Also at the time of the shooting, Robert was a convicted felon, and, by law, was prohibited from either owning or being in possession of a firearm, the suit claims. According to court records, Reckart was convicted in 1986 of distributing cocaine, and served a five-year suspended sentence.
On May 1, Reckart was indicted by a federal grand jury on one count of felon in possession of a firearm. Records show on June 28, Reckart accepted a plea offer from U.S. Attorney William J. Ihlenfeld II. He would recommend Reckart get a reduced sentence in exchange for his “acceptance of responsibility,” full cooperation in meeting the Office’s demand for information and forfeiture of the rifle which was identified in the agreement as a Harrington and Richardson Handi Rifle .223 REM.
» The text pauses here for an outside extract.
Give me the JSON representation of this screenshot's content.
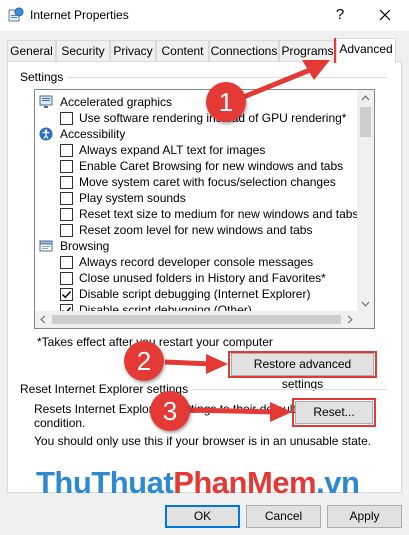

Currently, Reckart is scheduled to be sentenced Nov. 27 before Judge John Preston Bailey. He faces a maximum penalty of up to 10 years in prison, followed by three years of supervised release and a $250,000 fine.
According to court records, Reckart’s father, Robert Sr., 71, purchased the rifle for Dylan five years ago at a sporting goods store in Elkins. Because Dylan was 8-years-old at the time and could not legally hunt with it until he turns 15 in two years, the Boatwrights allege Robert Sr., who is named as a co-defendant in the suit, made a straw purchase for Robert Jr.
In the suit, the Boatwrights, including Tanner, make claims against the Reckarts for negligence, negligent entrustment of a firearm, negligent infliction of emotional distress, premises liability and loss of child consortium. The Boatwrights' older son, Christopher, 19, is also a co-plaintiff in the suit, and makes an additional claim of loss of child consortium for being “deprived of the ability to engage in athletic events together” with Tanner.
Christopher also played football at EHS, and led the team in tackles his senior year during the 2010-11 season. Last year, he played at the collegiate level for Fairmont State University before leaving to become a police officer in Elkins.
The Boatwrights seek unspecified damages. They are represented by James A. Varner, Sr. and Debra Tedeschi Varner with McNeer, Highland, McMunn and Varner.
The case is assigned to Judge Jaymie Godwin Wilfong.
Randolph Circuit Court, case number 12-C-139
- Marshall landowners accuse utility companies in lease dispute
- AG's office reaches $13 million settlement with CashCall
- Counsel: Now it's work for conservation group that bought mines
- WVU law professor's book on human rights published
- Good gravy!
- Woman claims Chesapeake backed out of mineral rights lease
- Woman says exterminator didn't pay wages after firing
- Son claims father’s death at Glenwood Park a result of negligence
- Logan man says former employer retaliated against him
- Man alleges Transworld engaged in illegal debt collection